Identify all lines below that hold "description" and collect them.

○ ○ ○ ○ ○

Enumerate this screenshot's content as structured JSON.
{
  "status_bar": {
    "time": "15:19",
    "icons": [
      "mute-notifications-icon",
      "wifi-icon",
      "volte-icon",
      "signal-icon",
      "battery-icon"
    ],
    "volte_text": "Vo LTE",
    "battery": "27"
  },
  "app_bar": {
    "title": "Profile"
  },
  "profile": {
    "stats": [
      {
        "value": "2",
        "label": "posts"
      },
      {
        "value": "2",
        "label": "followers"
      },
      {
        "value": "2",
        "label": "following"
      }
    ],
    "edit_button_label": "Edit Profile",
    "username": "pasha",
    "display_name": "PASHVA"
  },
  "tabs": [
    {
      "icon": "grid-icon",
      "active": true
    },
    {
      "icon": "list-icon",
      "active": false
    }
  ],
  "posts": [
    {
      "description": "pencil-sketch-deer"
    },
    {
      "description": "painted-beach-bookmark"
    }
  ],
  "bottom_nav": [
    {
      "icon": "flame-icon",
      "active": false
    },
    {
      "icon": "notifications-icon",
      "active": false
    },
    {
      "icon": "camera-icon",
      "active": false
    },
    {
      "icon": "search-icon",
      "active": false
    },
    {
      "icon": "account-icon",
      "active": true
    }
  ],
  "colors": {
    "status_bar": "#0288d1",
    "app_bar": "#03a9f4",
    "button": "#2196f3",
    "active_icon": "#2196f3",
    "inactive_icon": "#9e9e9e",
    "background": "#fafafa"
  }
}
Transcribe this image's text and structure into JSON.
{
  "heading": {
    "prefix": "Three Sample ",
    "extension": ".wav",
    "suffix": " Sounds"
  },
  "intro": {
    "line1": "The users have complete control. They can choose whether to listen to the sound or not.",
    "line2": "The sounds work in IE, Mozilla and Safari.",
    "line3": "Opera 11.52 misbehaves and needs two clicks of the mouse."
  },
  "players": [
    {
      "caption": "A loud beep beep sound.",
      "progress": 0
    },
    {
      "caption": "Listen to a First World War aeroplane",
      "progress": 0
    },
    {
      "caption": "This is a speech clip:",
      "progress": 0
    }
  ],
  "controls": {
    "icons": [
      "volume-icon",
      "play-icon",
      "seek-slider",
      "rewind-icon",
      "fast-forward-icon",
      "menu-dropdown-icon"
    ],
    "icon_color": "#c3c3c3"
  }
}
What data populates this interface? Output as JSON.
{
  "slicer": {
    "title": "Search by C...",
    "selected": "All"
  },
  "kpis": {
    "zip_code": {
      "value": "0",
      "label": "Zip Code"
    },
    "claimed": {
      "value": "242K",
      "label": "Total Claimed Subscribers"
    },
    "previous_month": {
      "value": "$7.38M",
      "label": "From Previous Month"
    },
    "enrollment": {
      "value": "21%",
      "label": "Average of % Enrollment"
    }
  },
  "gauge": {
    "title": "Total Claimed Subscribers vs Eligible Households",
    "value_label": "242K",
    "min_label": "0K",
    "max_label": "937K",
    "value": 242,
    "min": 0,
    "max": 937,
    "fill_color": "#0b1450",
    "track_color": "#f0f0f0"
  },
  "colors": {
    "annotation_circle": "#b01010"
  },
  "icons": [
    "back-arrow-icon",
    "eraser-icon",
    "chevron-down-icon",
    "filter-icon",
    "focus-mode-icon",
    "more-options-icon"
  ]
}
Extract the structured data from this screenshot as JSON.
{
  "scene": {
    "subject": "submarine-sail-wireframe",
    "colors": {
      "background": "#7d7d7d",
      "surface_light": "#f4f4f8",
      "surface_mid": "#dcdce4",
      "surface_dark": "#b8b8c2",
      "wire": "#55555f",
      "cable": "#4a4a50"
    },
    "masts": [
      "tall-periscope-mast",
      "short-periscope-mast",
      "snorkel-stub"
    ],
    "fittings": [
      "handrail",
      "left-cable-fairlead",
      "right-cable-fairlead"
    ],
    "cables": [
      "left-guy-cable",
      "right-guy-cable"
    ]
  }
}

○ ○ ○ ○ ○

**Answer to the problem**
      "description": "pencil-sketch-deer"
      "description": "painted-beach-bookmark"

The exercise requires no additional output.